As editor of Canada Lutheran, one of my jobs is to provide a forum where readers can express opinions, discuss issues, be informed and be heard. Therefore, with the National Convention looming, we have made extra space available to accommodate a representative sampling of opinion and information relevant to the business convention delegates will consider.
As well, there's an intriguing article about labyrinths. Labyrinths aren't mazes; they're thoughtfully arranged paths, leading one to–and from–a centre point. There are more and more of them, and they're gaining more and more adherents, who use them as a contemplative tool for introspection and prayer. You might want to give one a try.

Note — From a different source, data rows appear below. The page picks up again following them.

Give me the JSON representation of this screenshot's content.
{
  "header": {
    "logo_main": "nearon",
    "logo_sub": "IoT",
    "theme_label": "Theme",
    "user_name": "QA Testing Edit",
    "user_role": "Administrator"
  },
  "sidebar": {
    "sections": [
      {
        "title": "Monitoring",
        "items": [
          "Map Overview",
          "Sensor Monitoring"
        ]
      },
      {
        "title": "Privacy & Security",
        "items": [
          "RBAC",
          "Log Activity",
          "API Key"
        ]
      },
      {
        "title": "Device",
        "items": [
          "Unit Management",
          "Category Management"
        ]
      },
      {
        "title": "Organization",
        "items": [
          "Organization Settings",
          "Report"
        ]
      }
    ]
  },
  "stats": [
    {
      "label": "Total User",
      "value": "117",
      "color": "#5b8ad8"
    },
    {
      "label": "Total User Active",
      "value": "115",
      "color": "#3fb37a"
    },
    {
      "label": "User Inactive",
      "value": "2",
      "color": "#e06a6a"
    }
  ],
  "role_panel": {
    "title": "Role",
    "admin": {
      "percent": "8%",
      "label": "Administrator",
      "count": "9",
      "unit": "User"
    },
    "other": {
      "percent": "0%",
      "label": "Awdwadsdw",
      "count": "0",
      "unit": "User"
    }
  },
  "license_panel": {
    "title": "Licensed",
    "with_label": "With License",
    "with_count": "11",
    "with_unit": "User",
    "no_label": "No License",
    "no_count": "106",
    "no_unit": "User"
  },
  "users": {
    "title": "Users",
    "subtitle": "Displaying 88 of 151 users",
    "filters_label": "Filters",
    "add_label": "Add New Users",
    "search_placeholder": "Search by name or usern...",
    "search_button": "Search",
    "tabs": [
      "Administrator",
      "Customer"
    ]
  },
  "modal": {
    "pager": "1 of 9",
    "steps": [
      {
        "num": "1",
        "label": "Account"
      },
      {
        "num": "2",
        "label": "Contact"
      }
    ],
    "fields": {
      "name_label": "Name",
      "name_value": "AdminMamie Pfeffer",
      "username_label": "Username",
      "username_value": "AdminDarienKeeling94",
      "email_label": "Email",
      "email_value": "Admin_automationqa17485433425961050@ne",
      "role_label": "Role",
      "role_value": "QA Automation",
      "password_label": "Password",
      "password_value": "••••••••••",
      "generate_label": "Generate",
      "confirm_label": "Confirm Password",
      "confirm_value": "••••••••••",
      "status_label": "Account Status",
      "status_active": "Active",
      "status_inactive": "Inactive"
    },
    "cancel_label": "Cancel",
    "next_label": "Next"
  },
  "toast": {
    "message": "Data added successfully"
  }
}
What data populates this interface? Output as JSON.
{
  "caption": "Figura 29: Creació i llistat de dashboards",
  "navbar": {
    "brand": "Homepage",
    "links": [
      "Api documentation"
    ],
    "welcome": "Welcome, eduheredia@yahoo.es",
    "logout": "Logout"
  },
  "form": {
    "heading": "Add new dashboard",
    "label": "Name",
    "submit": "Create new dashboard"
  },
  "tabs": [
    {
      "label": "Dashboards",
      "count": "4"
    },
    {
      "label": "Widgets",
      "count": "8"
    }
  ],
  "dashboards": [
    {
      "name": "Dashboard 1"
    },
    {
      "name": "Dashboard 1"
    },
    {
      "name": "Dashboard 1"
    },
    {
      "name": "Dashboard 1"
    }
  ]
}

And we didn't forget Father's Day. We have a heartwarming story about a dad who prayed for help in an Idaho ditch, and another good father who methodically taught each of his six children to "do their best". Both stories reflect the profound influence a "St. Joseph" father has on his children.
Because we want you to have as prompt coverage of the National Convention as possible, your next issue will arrive a little late. Watch for it in August.
Ida Reichardt Backman